SEATTLE -- So far, the dark, shiny monolith that stretches
behind the center-field wall at Safeco Field is passing the test
for major league hitters.
The installation of new, light-absorbing material on the
background wall has reduced the ballpark's notorious evening glare.
Seattle and Oakland were the first teams to test it, playing two
games this week.
The new surface is made of a honeycomblike material that traps
much of the light, rather than reflecting it.
"It just takes that bright sun and dims it a little,"
Seattle's Bret Boone said. "It's not the color. If you paint a
wall black, you're still going to have a reflection. There was
still light out there, but it was a dull black."
The problem bothered hitters during the early innings of 7 p.m.
starts, when the sun was descending and reflecting sharply off what
formerly was a big green wall. The so-called "hitter's eye" is
intended to help batters see pitches.
"This doesn't reflect as much," Oakland's Scott Hatteberg
said. "When a pitcher is throwing out of a reflecting object, it's
harder to pick up the ball. Any spectator can see the difference."
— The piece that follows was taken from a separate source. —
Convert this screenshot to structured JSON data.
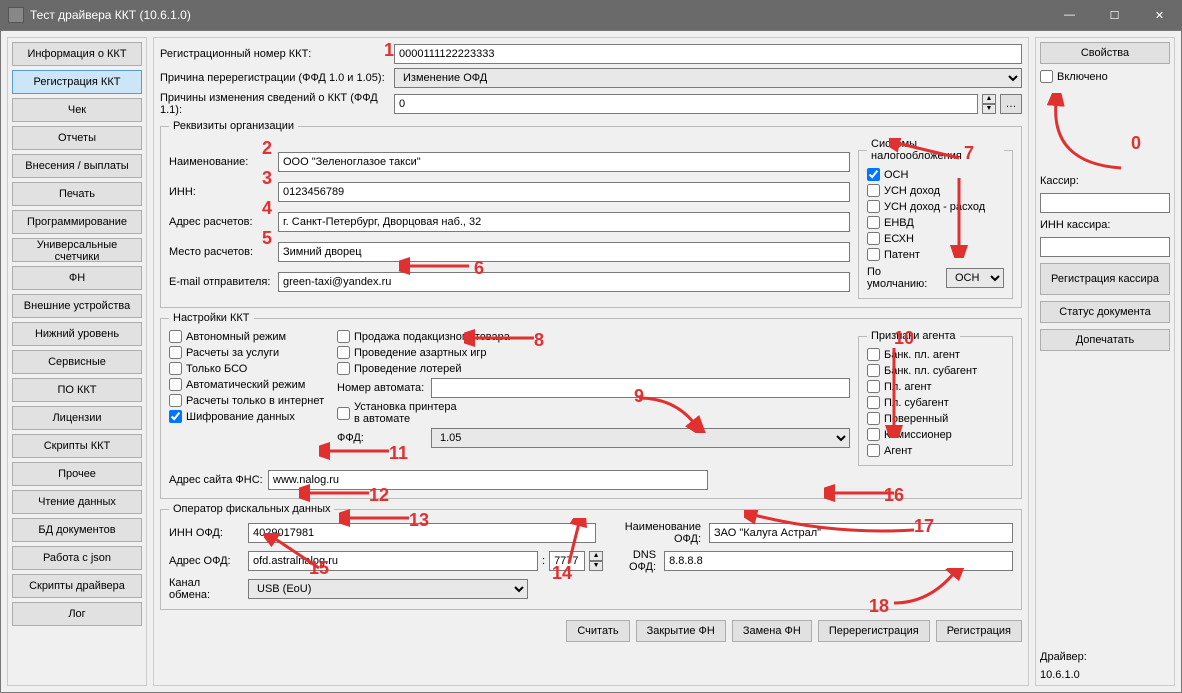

The Safeco phenomenon was at its worst June 15 when the Atlanta
Braves visited. That contest, matching teams with the best records
in each league, started at 5 p.m. for a Sunday night national
"It wasn't the easiest to see," said Seattle's Randy Winn, who
homered Wednesday night. "There were other parks where it was
easier to pick up the ball. The toughest time was the 5 o'clock
It seems to be the best solution after years of failed
experiments. Since the park opened in mid-1999, team officials have
tried everything from adding a matte texture on the wall to
planting trees - which subsequently were removed.
It remains to be seen whether the change will boost hitters
averages. Safeco Field has always been considered a ballpark that
"All the guys were happy with it," Mariners manager Bob Melvin
said. "I can't say enough about that. The front office really went
the extra yard to try and make the hitters feel better."